▸ PROBLEM DESCRIPTION
Your copy should match the listing word for word, apart from the pictures, which are left out.
○ ○ ○ ○
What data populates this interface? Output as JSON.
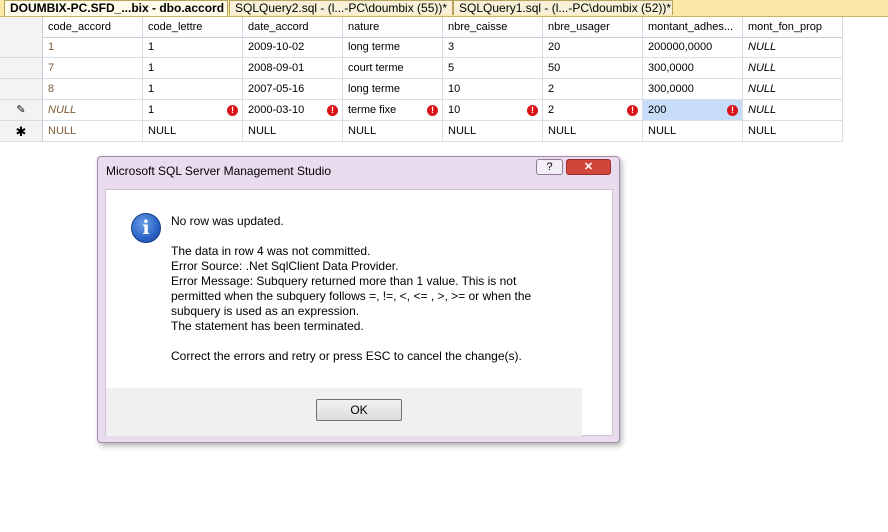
{
  "tabs": [
    {
      "label": "DOUMBIX-PC.SFD_...bix - dbo.accord"
    },
    {
      "label": "SQLQuery2.sql - (l...-PC\\doumbix (55))*"
    },
    {
      "label": "SQLQuery1.sql - (l...-PC\\doumbix (52))*"
    }
  ],
  "grid": {
    "columns": [
      "code_accord",
      "code_lettre",
      "date_accord",
      "nature",
      "nbre_caisse",
      "nbre_usager",
      "montant_adhes...",
      "mont_fon_prop"
    ],
    "rows": [
      [
        "1",
        "1",
        "2009-10-02",
        "long terme",
        "3",
        "20",
        "200000,0000",
        "NULL"
      ],
      [
        "7",
        "1",
        "2008-09-01",
        "court terme",
        "5",
        "50",
        "300,0000",
        "NULL"
      ],
      [
        "8",
        "1",
        "2007-05-16",
        "long terme",
        "10",
        "2",
        "300,0000",
        "NULL"
      ],
      [
        "NULL",
        "1",
        "2000-03-10",
        "terme fixe",
        "10",
        "2",
        "200",
        "NULL"
      ],
      [
        "NULL",
        "NULL",
        "NULL",
        "NULL",
        "NULL",
        "NULL",
        "NULL",
        "NULL"
      ]
    ],
    "row_markers": [
      "",
      "",
      "",
      "✎",
      "✱"
    ],
    "error_marker": "!"
  },
  "dialog": {
    "title": "Microsoft SQL Server Management Studio",
    "help_label": "?",
    "close_label": "✕",
    "icon_glyph": "i",
    "lines": [
      "No row was updated.",
      "The data in row 4 was not committed.",
      "Error Source: .Net SqlClient Data Provider.",
      "Error Message: Subquery returned more than 1 value. This is not",
      "permitted when the subquery follows =, !=, <, <= , >, >= or when the",
      "subquery is used as an expression.",
      "The statement has been terminated.",
      "Correct the errors and retry or press ESC to cancel the change(s)."
    ],
    "ok_label": "OK"
  }
}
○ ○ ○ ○
▸ RESPONSE BOX
What data populates this interface? Output as JSON.
{
  "tabs": [
    {
      "label": "DOUMBIX-PC.SFD_...bix - dbo.accord"
    },
    {
      "label": "SQLQuery2.sql - (l...-PC\\doumbix (55))*"
    },
    {
      "label": "SQLQuery1.sql - (l...-PC\\doumbix (52))*"
    }
  ],
  "grid": {
    "columns": [
      "code_accord",
      "code_lettre",
      "date_accord",
      "nature",
      "nbre_caisse",
      "nbre_usager",
      "montant_adhes...",
      "mont_fon_prop"
    ],
    "rows": [
      [
        "1",
        "1",
        "2009-10-02",
        "long terme",
        "3",
        "20",
        "200000,0000",
        "NULL"
      ],
      [
        "7",
        "1",
        "2008-09-01",
        "court terme",
        "5",
        "50",
        "300,0000",
        "NULL"
      ],
      [
        "8",
        "1",
        "2007-05-16",
        "long terme",
        "10",
        "2",
        "300,0000",
        "NULL"
      ],
      [
        "NULL",
        "1",
        "2000-03-10",
        "terme fixe",
        "10",
        "2",
        "200",
        "NULL"
      ],
      [
        "NULL",
        "NULL",
        "NULL",
        "NULL",
        "NULL",
        "NULL",
        "NULL",
        "NULL"
      ]
    ],
    "row_markers": [
      "",
      "",
      "",
      "✎",
      "✱"
    ],
    "error_marker": "!"
  },
  "dialog": {
    "title": "Microsoft SQL Server Management Studio",
    "help_label": "?",
    "close_label": "✕",
    "icon_glyph": "i",
    "lines": [
      "No row was updated.",
      "The data in row 4 was not committed.",
      "Error Source: .Net SqlClient Data Provider.",
      "Error Message: Subquery returned more than 1 value. This is not",
      "permitted when the subquery follows =, !=, <, <= , >, >= or when the",
      "subquery is used as an expression.",
      "The statement has been terminated.",
      "Correct the errors and retry or press ESC to cancel the change(s)."
    ],
    "ok_label": "OK"
  }
}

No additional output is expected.